[[ Records supplied open ]]
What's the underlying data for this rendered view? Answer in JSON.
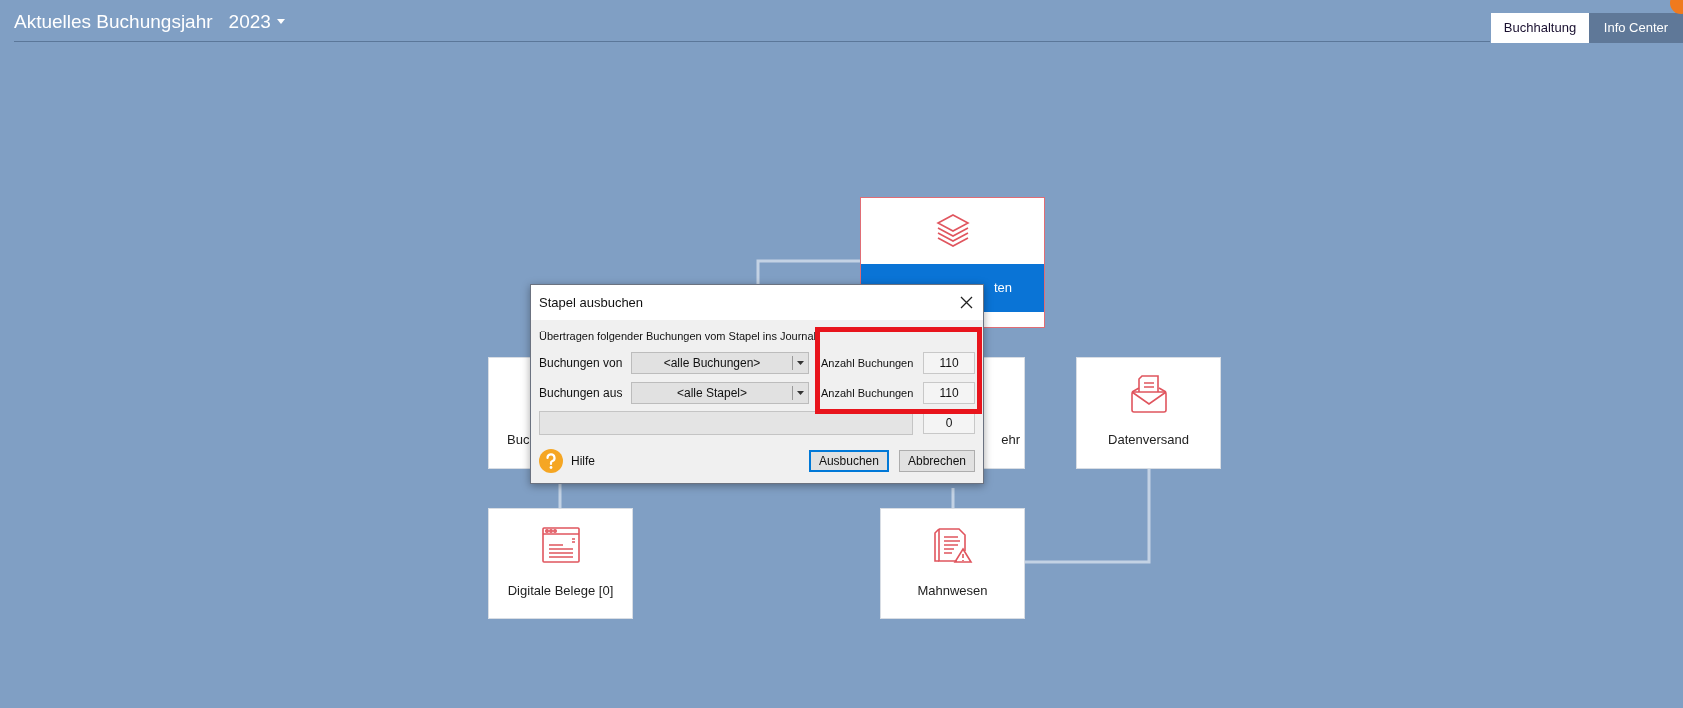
{
  "header": {
    "title": "Aktuelles Buchungsjahr",
    "year": "2023"
  },
  "tabs": [
    {
      "label": "Buchhaltung",
      "selected": true
    },
    {
      "label": "Info Center",
      "selected": false
    }
  ],
  "tiles": [
    {
      "label": "ten",
      "kind": "highlighted"
    },
    {
      "label": "Buc",
      "kind": "plain"
    },
    {
      "label": "ehr",
      "kind": "plain"
    },
    {
      "label": "Datenversand",
      "kind": "plain"
    },
    {
      "label": "Digitale Belege [0]",
      "kind": "plain"
    },
    {
      "label": "Mahnwesen",
      "kind": "plain"
    }
  ],
  "dialog": {
    "title": "Stapel ausbuchen",
    "intro": "Übertragen folgender Buchungen vom Stapel ins Journal",
    "rows": [
      {
        "label": "Buchungen von",
        "value": "<alle Buchungen>",
        "count_label": "Anzahl Buchungen",
        "count": "110"
      },
      {
        "label": "Buchungen aus",
        "value": "<alle Stapel>",
        "count_label": "Anzahl Buchungen",
        "count": "110"
      }
    ],
    "progress": {
      "level": 0,
      "count": "0"
    },
    "help": "Hilfe",
    "buttons": [
      {
        "label": "Ausbuchen",
        "default": true
      },
      {
        "label": "Abbrechen",
        "default": false
      }
    ]
  }
}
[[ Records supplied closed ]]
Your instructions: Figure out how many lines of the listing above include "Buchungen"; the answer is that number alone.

Answer space: 6